━━━ The input ━━━

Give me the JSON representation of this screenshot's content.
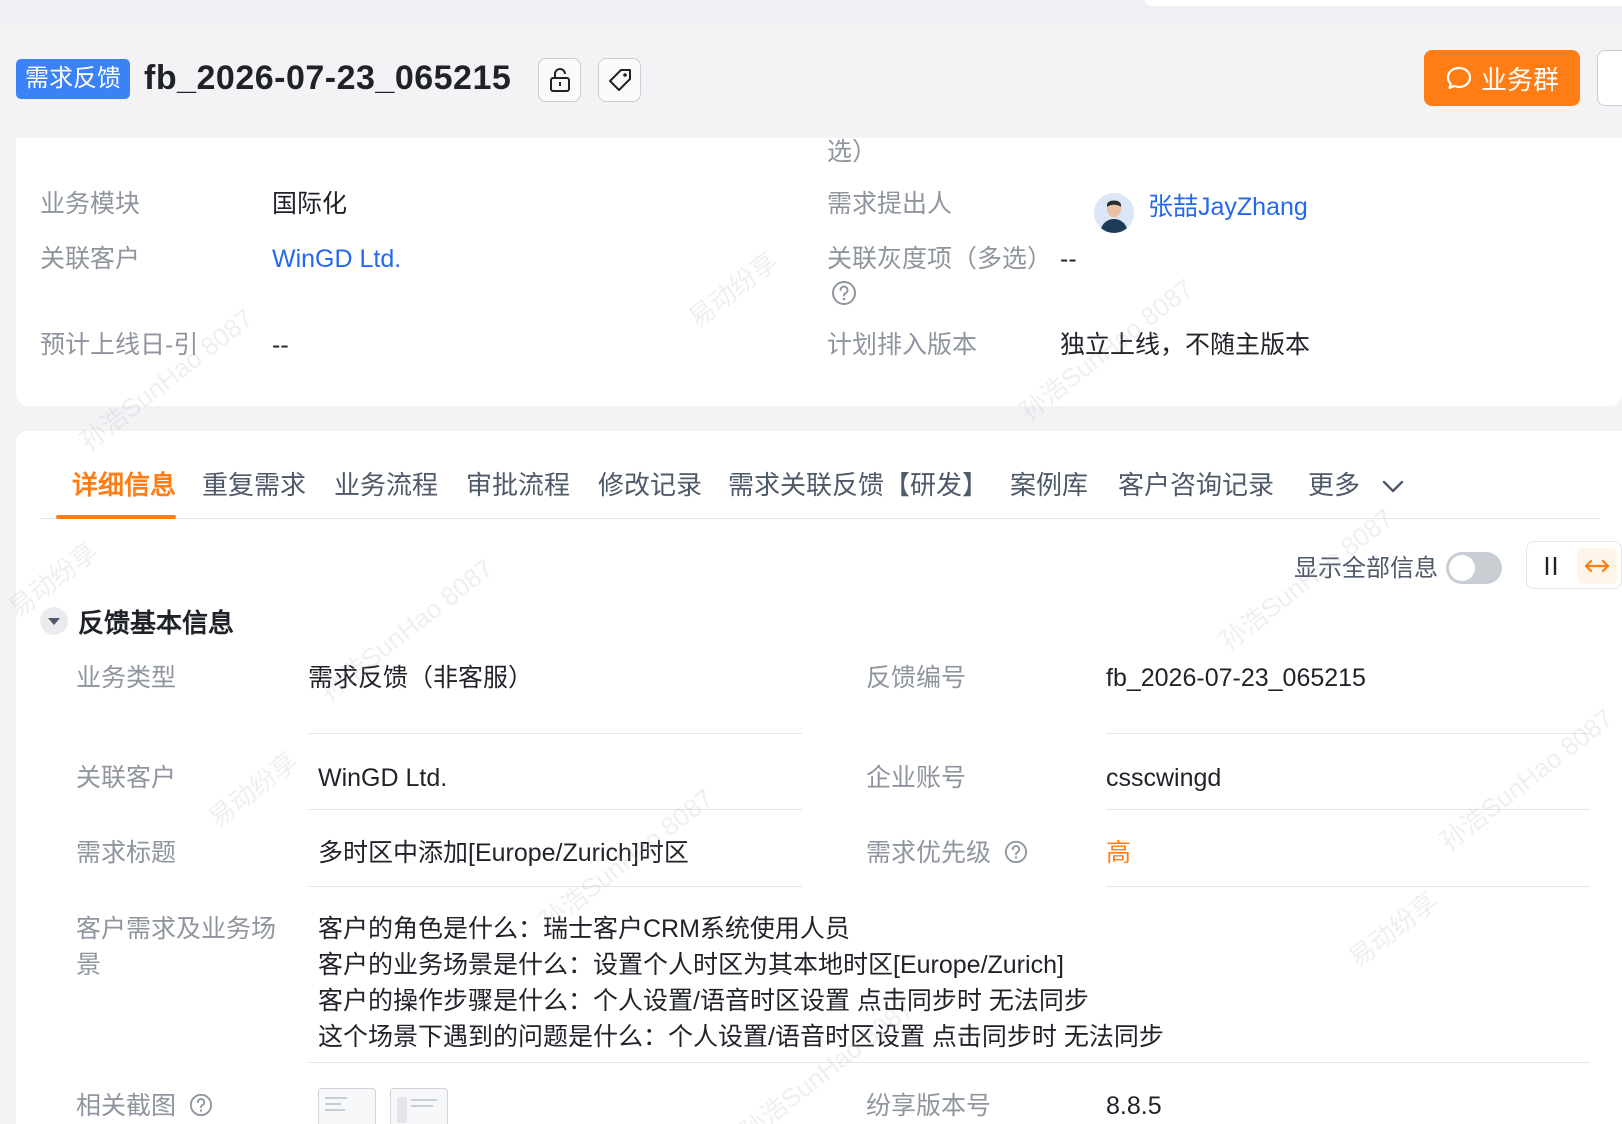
{
  "header": {
    "type_tag": "需求反馈",
    "title": "fb_2026-07-23_065215",
    "group_button": "业务群"
  },
  "summary": {
    "overflow_text": "选）",
    "fields": [
      {
        "label": "业务模块",
        "value": "国际化"
      },
      {
        "label": "关联客户",
        "value": "WinGD Ltd."
      },
      {
        "label": "预计上线日-引",
        "value": "--"
      },
      {
        "label": "需求提出人",
        "value": "张喆JayZhang"
      },
      {
        "label": "关联灰度项（多选）",
        "value": "--"
      },
      {
        "label": "计划排入版本",
        "value": "独立上线，不随主版本"
      }
    ]
  },
  "tabs": [
    {
      "label": "详细信息",
      "active": true
    },
    {
      "label": "重复需求"
    },
    {
      "label": "业务流程"
    },
    {
      "label": "审批流程"
    },
    {
      "label": "修改记录"
    },
    {
      "label": "需求关联反馈【研发】"
    },
    {
      "label": "案例库"
    },
    {
      "label": "客户咨询记录"
    },
    {
      "label": "更多"
    }
  ],
  "toolbar": {
    "show_all_label": "显示全部信息",
    "show_all_on": false
  },
  "section": {
    "title": "反馈基本信息",
    "fields": {
      "biz_type": {
        "label": "业务类型",
        "value": "需求反馈（非客服）"
      },
      "feedback_no": {
        "label": "反馈编号",
        "value": "fb_2026-07-23_065215"
      },
      "customer": {
        "label": "关联客户",
        "value": "WinGD Ltd."
      },
      "account": {
        "label": "企业账号",
        "value": "csscwingd"
      },
      "req_title": {
        "label": "需求标题",
        "value": "多时区中添加[Europe/Zurich]时区"
      },
      "priority": {
        "label": "需求优先级",
        "value": "高"
      },
      "scenario": {
        "label": "客户需求及业务场景",
        "lines": [
          "客户的角色是什么：瑞士客户CRM系统使用人员",
          "客户的业务场景是什么：设置个人时区为其本地时区[Europe/Zurich]",
          "客户的操作步骤是什么：个人设置/语音时区设置 点击同步时 无法同步",
          "这个场景下遇到的问题是什么：个人设置/语音时区设置 点击同步时 无法同步"
        ]
      },
      "screenshots": {
        "label": "相关截图"
      },
      "version": {
        "label": "纷享版本号",
        "value": "8.8.5"
      }
    }
  },
  "watermark": [
    "孙浩SunHao 8087",
    "易动纷享"
  ],
  "colors": {
    "accent": "#ff7d14",
    "link": "#2468f2",
    "tag": "#3b82f6"
  }
}
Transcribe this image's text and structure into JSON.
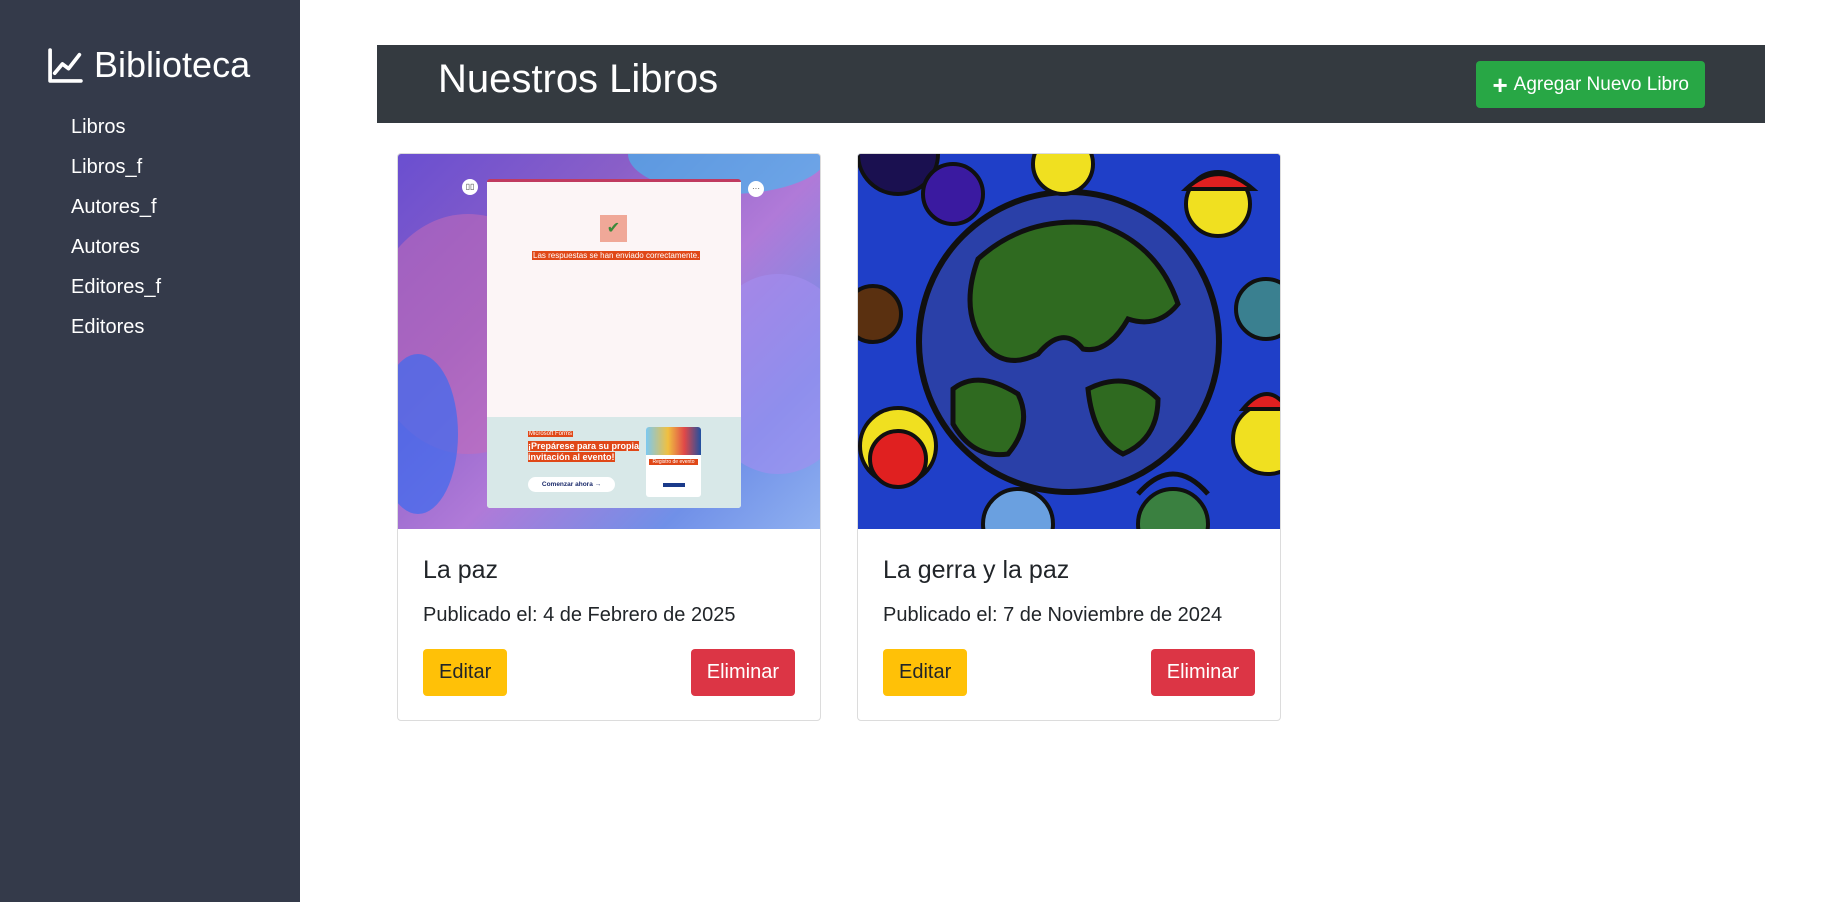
{
  "sidebar": {
    "brand": "Biblioteca",
    "brand_icon": "line-chart-icon",
    "items": [
      {
        "label": "Libros"
      },
      {
        "label": "Libros_f"
      },
      {
        "label": "Autores_f"
      },
      {
        "label": "Autores"
      },
      {
        "label": "Editores_f"
      },
      {
        "label": "Editores"
      }
    ]
  },
  "header": {
    "title": "Nuestros Libros",
    "add_button": "Agregar Nuevo Libro",
    "add_icon": "plus-icon"
  },
  "books": [
    {
      "title": "La paz",
      "date": "Publicado el: 4 de Febrero de 2025",
      "edit_label": "Editar",
      "delete_label": "Eliminar",
      "image": {
        "success_text": "Las respuestas se han enviado correctamente.",
        "brand_text": "Microsoft Forms",
        "promo_text": "¡Prepárese para su propia invitación al evento!",
        "start_button": "Comenzar ahora",
        "card_label": "Registro de evento"
      }
    },
    {
      "title": "La gerra y la paz",
      "date": "Publicado el: 7 de Noviembre de 2024",
      "edit_label": "Editar",
      "delete_label": "Eliminar"
    }
  ],
  "colors": {
    "sidebar_bg": "#343a4a",
    "header_bg": "#343a40",
    "success": "#28a745",
    "warning": "#ffc107",
    "danger": "#dc3545"
  }
}
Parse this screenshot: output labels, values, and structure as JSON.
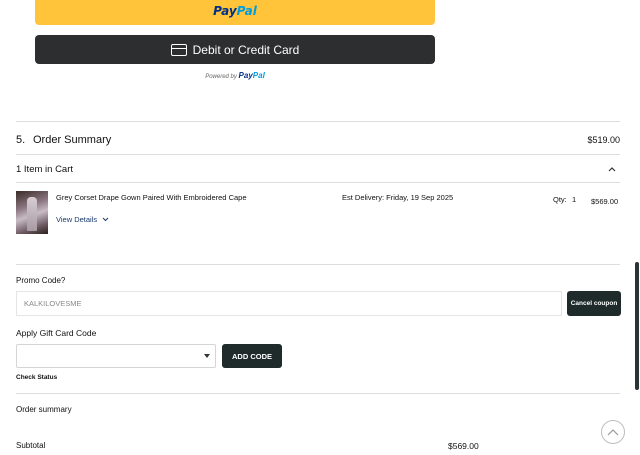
{
  "payment": {
    "paypal_logo_part1": "Pay",
    "paypal_logo_part2": "Pal",
    "card_button_label": "Debit or Credit Card",
    "powered_by_prefix": "Powered by",
    "powered_by_brand_part1": "Pay",
    "powered_by_brand_part2": "Pal"
  },
  "order_summary": {
    "number": "5.",
    "title": "Order Summary",
    "total": "$519.00",
    "cart_count": "1 Item in Cart",
    "cart_toggle_icon": "chevron-up-icon"
  },
  "cart": {
    "items": [
      {
        "name": "Grey Corset Drape Gown Paired With Embroidered Cape",
        "view_details": "View Details",
        "est_delivery": "Est Delivery: Friday, 19 Sep 2025",
        "qty_label": "Qty:",
        "qty": "1",
        "price": "$569.00"
      }
    ]
  },
  "promo": {
    "label": "Promo Code?",
    "value": "KALKILOVESME",
    "cancel_button": "Cancel coupon"
  },
  "gift_card": {
    "label": "Apply Gift Card Code",
    "selected": "",
    "add_button": "ADD CODE",
    "check_status": "Check Status"
  },
  "summary": {
    "label": "Order summary",
    "subtotal_label": "Subtotal",
    "subtotal_value": "$569.00"
  },
  "colors": {
    "paypal_yellow": "#ffc439",
    "paypal_dark_blue": "#003087",
    "paypal_light_blue": "#009cde",
    "card_button": "#2c2e2f",
    "dark_button": "#1f2b2b"
  }
}
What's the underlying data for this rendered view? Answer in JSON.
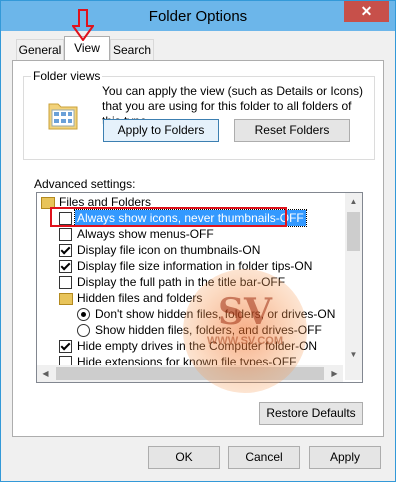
{
  "window": {
    "title": "Folder Options",
    "close_glyph": "✕"
  },
  "tabs": [
    {
      "label": "General",
      "active": false
    },
    {
      "label": "View",
      "active": true
    },
    {
      "label": "Search",
      "active": false
    }
  ],
  "folder_views": {
    "label": "Folder views",
    "description": "You can apply the view (such as Details or Icons) that you are using for this folder to all folders of this type.",
    "apply_button": "Apply to Folders",
    "reset_button": "Reset Folders"
  },
  "advanced": {
    "label": "Advanced settings:",
    "items": [
      {
        "kind": "folder",
        "text": "Files and Folders",
        "level": 0
      },
      {
        "kind": "checkbox",
        "text": "Always show icons, never thumbnails-OFF",
        "checked": false,
        "selected": true,
        "level": 1
      },
      {
        "kind": "checkbox",
        "text": "Always show menus-OFF",
        "checked": false,
        "level": 1
      },
      {
        "kind": "checkbox",
        "text": "Display file icon on thumbnails-ON",
        "checked": true,
        "level": 1
      },
      {
        "kind": "checkbox",
        "text": "Display file size information in folder tips-ON",
        "checked": true,
        "level": 1
      },
      {
        "kind": "checkbox",
        "text": "Display the full path in the title bar-OFF",
        "checked": false,
        "level": 1
      },
      {
        "kind": "folder",
        "text": "Hidden files and folders",
        "level": 1
      },
      {
        "kind": "radio",
        "text": "Don't show hidden files, folders, or drives-ON",
        "checked": true,
        "level": 2
      },
      {
        "kind": "radio",
        "text": "Show hidden files, folders, and drives-OFF",
        "checked": false,
        "level": 2
      },
      {
        "kind": "checkbox",
        "text": "Hide empty drives in the Computer folder-ON",
        "checked": true,
        "level": 1
      },
      {
        "kind": "checkbox",
        "text": "Hide extensions for known file types-OFF",
        "checked": false,
        "level": 1
      }
    ]
  },
  "restore_button": "Restore Defaults",
  "footer": {
    "ok": "OK",
    "cancel": "Cancel",
    "apply": "Apply"
  },
  "watermark": {
    "text": "SV",
    "sub": "WWW.SV.COM"
  },
  "colors": {
    "titlebar": "#6cb6ea",
    "close": "#c7504a",
    "selection": "#3399ff",
    "highlight_box": "#e0121c"
  }
}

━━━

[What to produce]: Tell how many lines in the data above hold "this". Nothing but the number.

[Result of the task]: 5